● **What you are asked to do**: Lines with "average" in them are to be located in the listing below and copied.

● **Records provided**:
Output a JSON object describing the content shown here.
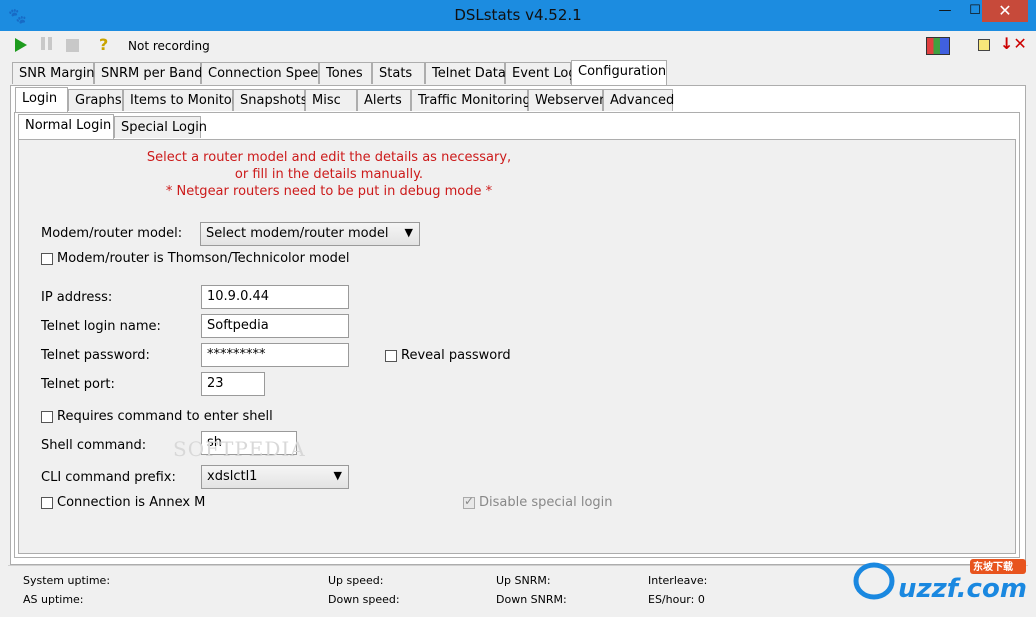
{
  "window": {
    "title": "DSLstats v4.52.1"
  },
  "toolbar": {
    "status": "Not recording"
  },
  "main_tabs": [
    "SNR Margin",
    "SNRM per Band",
    "Connection Speed",
    "Tones",
    "Stats",
    "Telnet Data",
    "Event Log",
    "Configuration"
  ],
  "config_tabs": [
    "Login",
    "Graphs",
    "Items to Monitor",
    "Snapshots",
    "Misc",
    "Alerts",
    "Traffic Monitoring",
    "Webserver",
    "Advanced"
  ],
  "login_tabs": [
    "Normal Login",
    "Special Login"
  ],
  "notice": {
    "line1": "Select a router model and edit the details as necessary,",
    "line2": "or fill in the details manually.",
    "line3": "* Netgear routers need to be put in debug mode *"
  },
  "form": {
    "model_label": "Modem/router model:",
    "model_value": "Select modem/router model",
    "thomson_label": "Modem/router is Thomson/Technicolor model",
    "ip_label": "IP address:",
    "ip_value": "10.9.0.44",
    "login_label": "Telnet login name:",
    "login_value": "Softpedia",
    "password_label": "Telnet password:",
    "password_value": "*********",
    "reveal_label": "Reveal password",
    "port_label": "Telnet port:",
    "port_value": "23",
    "requires_shell_label": "Requires command to enter shell",
    "shell_label": "Shell command:",
    "shell_value": "sh",
    "cli_label": "CLI command prefix:",
    "cli_value": "xdslctl1",
    "annex_label": "Connection is Annex M",
    "disable_special_label": "Disable special login"
  },
  "watermark": "SOFTPEDIA",
  "statusbar": {
    "system_uptime": "System uptime:",
    "as_uptime": "AS uptime:",
    "up_speed": "Up speed:",
    "down_speed": "Down speed:",
    "up_snrm": "Up SNRM:",
    "down_snrm": "Down SNRM:",
    "interleave": "Interleave:",
    "es_hour": "ES/hour: 0"
  },
  "logo": {
    "text": "uzzf.com",
    "badge": "东坡下载"
  },
  "colors": {
    "titlebar": "#1c8ce0",
    "notice": "#cc1a1a",
    "play": "#1d9b1d",
    "close": "#c74a3a"
  }
}
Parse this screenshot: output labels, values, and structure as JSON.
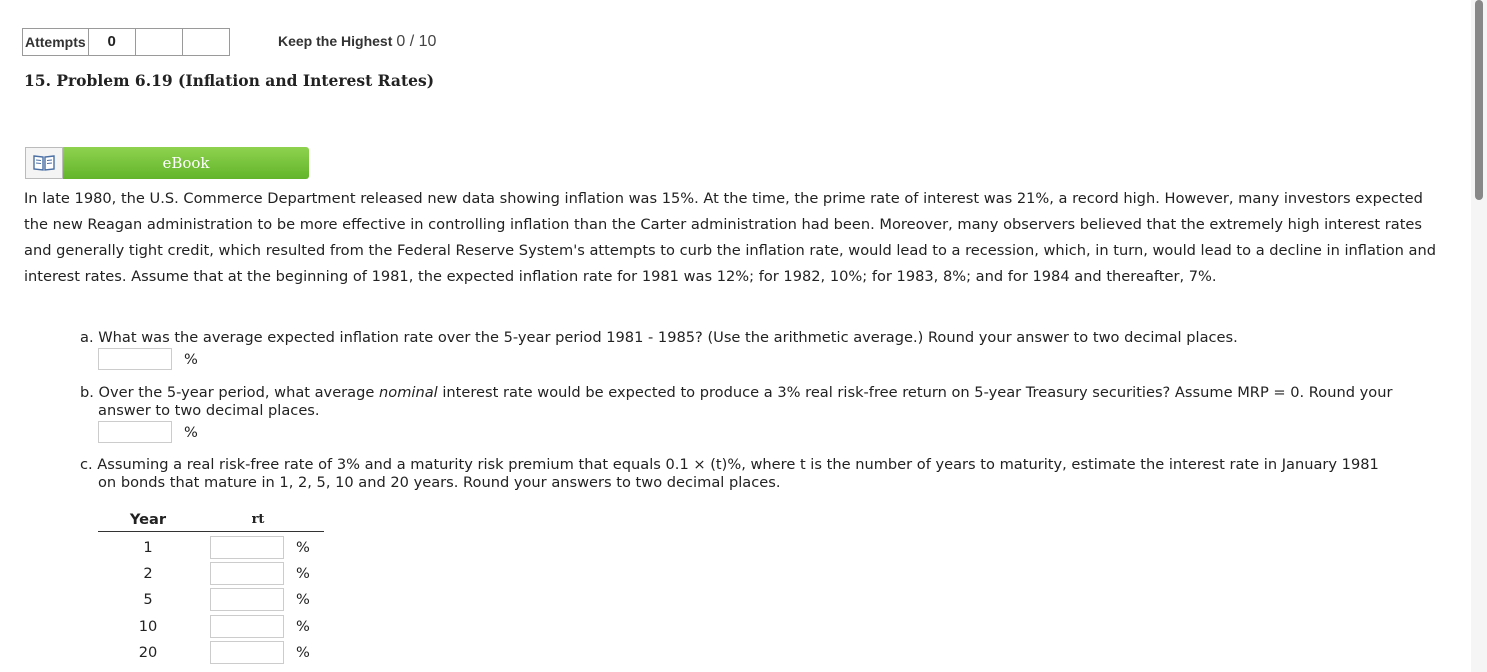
{
  "attempts": {
    "label": "Attempts",
    "value": "0",
    "keep_label": "Keep the Highest",
    "keep_score": "0 / 10"
  },
  "problem": {
    "title": "15.  Problem 6.19 (Inflation and Interest Rates)"
  },
  "ebook": {
    "label": "eBook",
    "icon": "book-icon"
  },
  "intro": "In late 1980, the U.S. Commerce Department released new data showing inflation was 15%. At the time, the prime rate of interest was 21%, a record high. However, many investors expected the new Reagan administration to be more effective in controlling inflation than the Carter administration had been. Moreover, many observers believed that the extremely high interest rates and generally tight credit, which resulted from the Federal Reserve System's attempts to curb the inflation rate, would lead to a recession, which, in turn, would lead to a decline in inflation and interest rates. Assume that at the beginning of 1981, the expected inflation rate for 1981 was 12%; for 1982, 10%; for 1983, 8%; and for 1984 and thereafter, 7%.",
  "questions": {
    "a": {
      "text": "a. What was the average expected inflation rate over the 5-year period 1981 - 1985? (Use the arithmetic average.) Round your answer to two decimal places.",
      "unit": "%",
      "value": ""
    },
    "b": {
      "prefix": "b. Over the 5-year period, what average ",
      "italic": "nominal",
      "suffix": " interest rate would be expected to produce a 3% real risk-free return on 5-year Treasury securities? Assume MRP = 0. Round your",
      "line2": "answer to two decimal places.",
      "unit": "%",
      "value": ""
    },
    "c": {
      "line1": "c. Assuming a real risk-free rate of 3% and a maturity risk premium that equals 0.1 × (t)%, where t is the number of years to maturity, estimate the interest rate in January 1981",
      "line2": "on bonds that mature in 1, 2, 5, 10 and 20 years. Round your answers to two decimal places."
    }
  },
  "table": {
    "col_year": "Year",
    "col_rate": "rt",
    "unit": "%",
    "rows": [
      {
        "year": "1",
        "value": ""
      },
      {
        "year": "2",
        "value": ""
      },
      {
        "year": "5",
        "value": ""
      },
      {
        "year": "10",
        "value": ""
      },
      {
        "year": "20",
        "value": ""
      }
    ]
  },
  "colors": {
    "ebook_green": "#62b52a",
    "scroll_thumb": "#888888"
  }
}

● **Answer box**:
      "text": "a. What was the average expected inflation rate over the 5-year period 1981 - 1985? (Use the arithmetic average.) Round your answer to two decimal places.",
      "prefix": "b. Over the 5-year period, what average ",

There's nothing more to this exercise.